Instructions to follow:
With images excluded, write out each entry below exactly as given.

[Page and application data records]
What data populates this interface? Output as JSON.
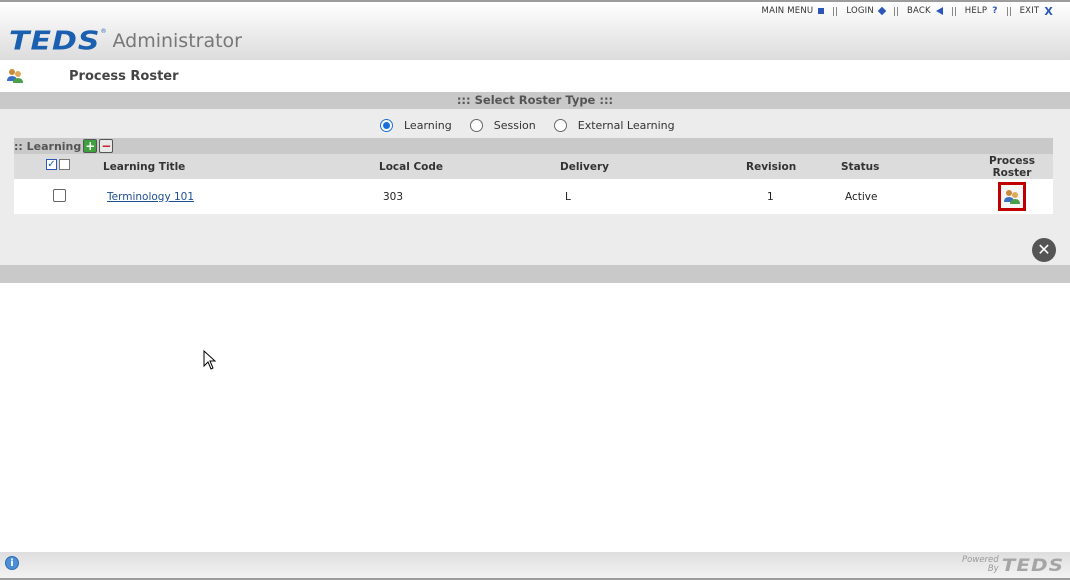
{
  "header": {
    "menu": [
      {
        "label": "MAIN MENU",
        "icon": "main-menu-square-icon"
      },
      {
        "label": "LOGIN",
        "icon": "login-diamond-icon"
      },
      {
        "label": "BACK",
        "icon": "back-arrow-icon"
      },
      {
        "label": "HELP",
        "icon": "help-question-icon",
        "glyph": "?"
      },
      {
        "label": "EXIT",
        "icon": "exit-x-icon",
        "glyph": "X"
      }
    ],
    "logo_text": "TEDS",
    "logo_reg": "®",
    "app_name": "Administrator"
  },
  "page": {
    "title": "Process Roster",
    "title_icon": "users-roster-icon"
  },
  "roster_type": {
    "heading": "::: Select Roster Type :::",
    "options": [
      {
        "label": "Learning",
        "selected": true
      },
      {
        "label": "Session",
        "selected": false
      },
      {
        "label": "External Learning",
        "selected": false
      }
    ]
  },
  "learning_section": {
    "heading": ":: Learning",
    "add_glyph": "+",
    "remove_glyph": "−",
    "check_glyph": "✓",
    "columns": {
      "title": "Learning Title",
      "local_code": "Local Code",
      "delivery": "Delivery",
      "revision": "Revision",
      "status": "Status",
      "process_line1": "Process",
      "process_line2": "Roster"
    },
    "rows": [
      {
        "title": "Terminology 101",
        "local_code": "303",
        "delivery": "L",
        "revision": "1",
        "status": "Active"
      }
    ]
  },
  "close_glyph": "✕",
  "footer": {
    "info_glyph": "i",
    "powered_line1": "Powered",
    "powered_line2": "By",
    "powered_logo": "TEDS"
  },
  "colors": {
    "brand_blue": "#1a5fb0",
    "accent_red": "#c00000",
    "bar_gray": "#c9c9c9"
  }
}
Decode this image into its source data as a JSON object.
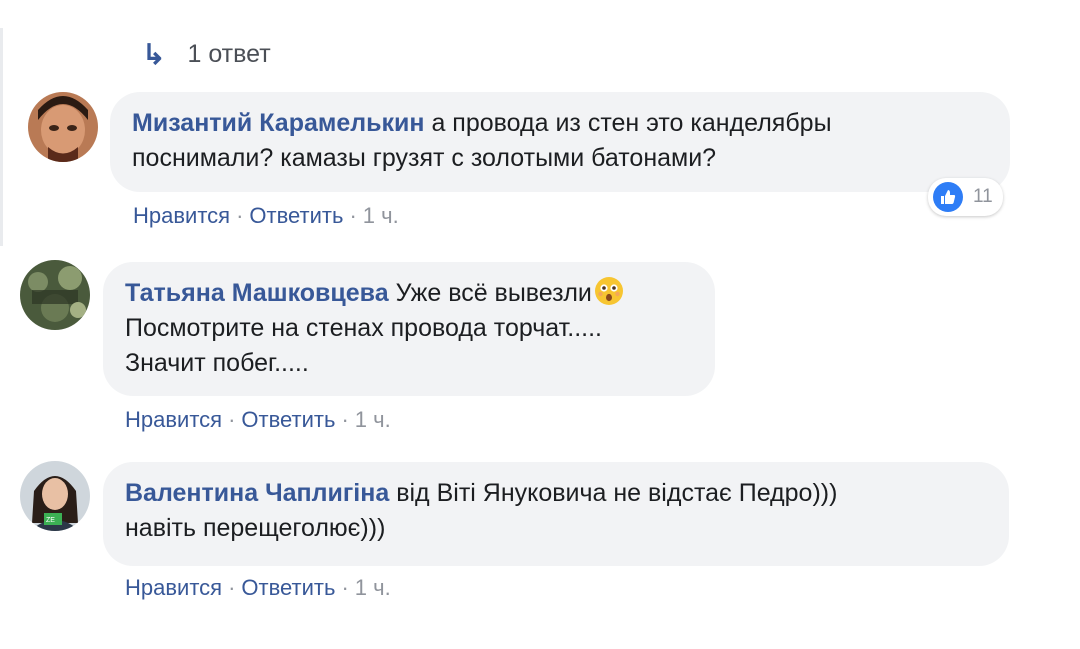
{
  "reply_link": {
    "label": "1 ответ"
  },
  "comments": [
    {
      "author": "Мизантий Карамелькин",
      "text_line1": "а провода из стен это канделябры",
      "text_line2": "поснимали? камазы грузят с золотыми батонами?",
      "like_action": "Нравится",
      "reply_action": "Ответить",
      "time": "1 ч.",
      "reaction_count": "11"
    },
    {
      "author": "Татьяна Машковцева",
      "text_line1": "Уже всё вывезли",
      "text_line2": "Посмотрите на стенах провода торчат.....",
      "text_line3": "Значит побег.....",
      "emoji": "astonished-face-emoji",
      "like_action": "Нравится",
      "reply_action": "Ответить",
      "time": "1 ч."
    },
    {
      "author": "Валентина Чаплигіна",
      "text_line1": "від Віті Януковича не відстає Педро)))",
      "text_line2": "навіть перещеголює)))",
      "like_action": "Нравится",
      "reply_action": "Ответить",
      "time": "1 ч."
    }
  ],
  "separator": "·",
  "colors": {
    "author": "#385898",
    "bubble": "#f2f3f5",
    "meta": "#90949c",
    "like": "#2e7df6"
  }
}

Answer to the exercise:
What data populates this interface? Output as JSON.
{
  "header": {
    "menu": [
      {
        "label": "MAIN MENU",
        "icon": "main-menu-square-icon"
      },
      {
        "label": "LOGIN",
        "icon": "login-diamond-icon"
      },
      {
        "label": "BACK",
        "icon": "back-arrow-icon"
      },
      {
        "label": "HELP",
        "icon": "help-question-icon",
        "glyph": "?"
      },
      {
        "label": "EXIT",
        "icon": "exit-x-icon",
        "glyph": "X"
      }
    ],
    "logo_text": "TEDS",
    "logo_reg": "®",
    "app_name": "Administrator"
  },
  "page": {
    "title": "Process Roster",
    "title_icon": "users-roster-icon"
  },
  "roster_type": {
    "heading": "::: Select Roster Type :::",
    "options": [
      {
        "label": "Learning",
        "selected": true
      },
      {
        "label": "Session",
        "selected": false
      },
      {
        "label": "External Learning",
        "selected": false
      }
    ]
  },
  "learning_section": {
    "heading": ":: Learning",
    "add_glyph": "+",
    "remove_glyph": "−",
    "check_glyph": "✓",
    "columns": {
      "title": "Learning Title",
      "local_code": "Local Code",
      "delivery": "Delivery",
      "revision": "Revision",
      "status": "Status",
      "process_line1": "Process",
      "process_line2": "Roster"
    },
    "rows": [
      {
        "title": "Terminology 101",
        "local_code": "303",
        "delivery": "L",
        "revision": "1",
        "status": "Active"
      }
    ]
  },
  "close_glyph": "✕",
  "footer": {
    "info_glyph": "i",
    "powered_line1": "Powered",
    "powered_line2": "By",
    "powered_logo": "TEDS"
  },
  "colors": {
    "brand_blue": "#1a5fb0",
    "accent_red": "#c00000",
    "bar_gray": "#c9c9c9"
  }
}
Decode this image into its source data as a JSON object.
{
  "reply_link": {
    "label": "1 ответ"
  },
  "comments": [
    {
      "author": "Мизантий Карамелькин",
      "text_line1": "а провода из стен это канделябры",
      "text_line2": "поснимали? камазы грузят с золотыми батонами?",
      "like_action": "Нравится",
      "reply_action": "Ответить",
      "time": "1 ч.",
      "reaction_count": "11"
    },
    {
      "author": "Татьяна Машковцева",
      "text_line1": "Уже всё вывезли",
      "text_line2": "Посмотрите на стенах провода торчат.....",
      "text_line3": "Значит побег.....",
      "emoji": "astonished-face-emoji",
      "like_action": "Нравится",
      "reply_action": "Ответить",
      "time": "1 ч."
    },
    {
      "author": "Валентина Чаплигіна",
      "text_line1": "від Віті Януковича не відстає Педро)))",
      "text_line2": "навіть перещеголює)))",
      "like_action": "Нравится",
      "reply_action": "Ответить",
      "time": "1 ч."
    }
  ],
  "separator": "·",
  "colors": {
    "author": "#385898",
    "bubble": "#f2f3f5",
    "meta": "#90949c",
    "like": "#2e7df6"
  }
}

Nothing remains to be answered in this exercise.